  • Combined imagery of two stories into a flowing cohesive image
  • Incorporate human element by illustrating characters
  • Simplify shading and utilize different opacity

Hints of the legendary demigod Maui, pulling out the Hawaiian island with his magic fishing hook, along with the fierce fire goddess Pele, living within the mountains of Haleakala, Mauna Kea and Mauna Loa, mimic an ancient Hawaiian mural of fire, volcanic ash, and stormy seas in a contemporary illustrative style. I was able to incorporate both the human element, and sense of journey by using the canoe reference from the story of Maui and his brothers.

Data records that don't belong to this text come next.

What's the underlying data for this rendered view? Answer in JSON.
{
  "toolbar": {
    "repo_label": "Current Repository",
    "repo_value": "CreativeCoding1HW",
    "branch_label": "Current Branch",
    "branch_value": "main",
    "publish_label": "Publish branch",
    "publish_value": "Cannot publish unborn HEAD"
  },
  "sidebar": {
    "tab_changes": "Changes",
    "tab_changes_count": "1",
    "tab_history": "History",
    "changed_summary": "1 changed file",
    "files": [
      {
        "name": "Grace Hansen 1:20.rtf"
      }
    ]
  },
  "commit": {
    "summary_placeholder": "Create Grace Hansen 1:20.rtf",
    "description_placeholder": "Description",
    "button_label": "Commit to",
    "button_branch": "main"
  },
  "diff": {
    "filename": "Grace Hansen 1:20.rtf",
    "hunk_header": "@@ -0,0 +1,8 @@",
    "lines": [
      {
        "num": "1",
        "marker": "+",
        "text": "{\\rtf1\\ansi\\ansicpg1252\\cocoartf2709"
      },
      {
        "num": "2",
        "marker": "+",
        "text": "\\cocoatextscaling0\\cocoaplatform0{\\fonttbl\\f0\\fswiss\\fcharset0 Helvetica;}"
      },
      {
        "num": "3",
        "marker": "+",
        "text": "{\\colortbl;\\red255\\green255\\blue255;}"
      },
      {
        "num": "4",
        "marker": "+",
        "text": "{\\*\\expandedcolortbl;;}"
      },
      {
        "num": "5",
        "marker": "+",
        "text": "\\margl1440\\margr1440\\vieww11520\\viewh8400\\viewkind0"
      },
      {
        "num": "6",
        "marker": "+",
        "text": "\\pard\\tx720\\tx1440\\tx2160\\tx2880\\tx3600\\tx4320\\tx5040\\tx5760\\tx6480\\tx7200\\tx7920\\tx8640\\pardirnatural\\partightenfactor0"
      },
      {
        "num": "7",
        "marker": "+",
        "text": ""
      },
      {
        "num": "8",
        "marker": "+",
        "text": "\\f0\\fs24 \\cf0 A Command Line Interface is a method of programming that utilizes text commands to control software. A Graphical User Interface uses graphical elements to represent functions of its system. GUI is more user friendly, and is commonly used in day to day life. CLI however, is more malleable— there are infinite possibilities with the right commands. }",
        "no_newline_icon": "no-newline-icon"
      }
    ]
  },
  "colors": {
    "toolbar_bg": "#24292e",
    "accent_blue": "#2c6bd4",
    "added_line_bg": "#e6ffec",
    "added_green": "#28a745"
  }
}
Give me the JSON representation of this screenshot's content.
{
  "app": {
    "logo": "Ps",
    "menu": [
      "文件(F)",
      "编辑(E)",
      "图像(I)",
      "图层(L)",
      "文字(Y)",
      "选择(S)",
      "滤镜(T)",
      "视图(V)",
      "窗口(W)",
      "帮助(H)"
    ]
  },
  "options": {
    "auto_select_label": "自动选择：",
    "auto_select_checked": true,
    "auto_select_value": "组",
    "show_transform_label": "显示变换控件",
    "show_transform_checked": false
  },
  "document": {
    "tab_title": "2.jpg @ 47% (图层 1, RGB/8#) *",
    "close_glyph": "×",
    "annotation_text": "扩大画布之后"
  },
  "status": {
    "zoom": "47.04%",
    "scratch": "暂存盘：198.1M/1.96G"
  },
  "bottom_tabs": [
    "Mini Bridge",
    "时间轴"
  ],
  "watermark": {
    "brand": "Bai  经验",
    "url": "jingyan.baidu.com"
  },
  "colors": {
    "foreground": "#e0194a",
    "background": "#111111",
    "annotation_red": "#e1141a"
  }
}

To deal with the limited color palette, I simplified the design, eliminating complex shading, so that I could alternately use green and yellow in an effective way that still created a sense of shading and contrast. Sticking with the same two color values, I varied opacity to create the illusion that lighter or darker shades of green were being used.


The poster helped to increase ticket sales for the 39th Annual Lu’au, while the shirt, sold during the lu’au, helped to increase revenue for Na Kolea’s Hawaii Club. The design successfully summarized the overarching theme of the performance, provided the necessary information of the program, and stylistically reflected a Hawaiian aesthetic, using symbolism, that is unique to the islands.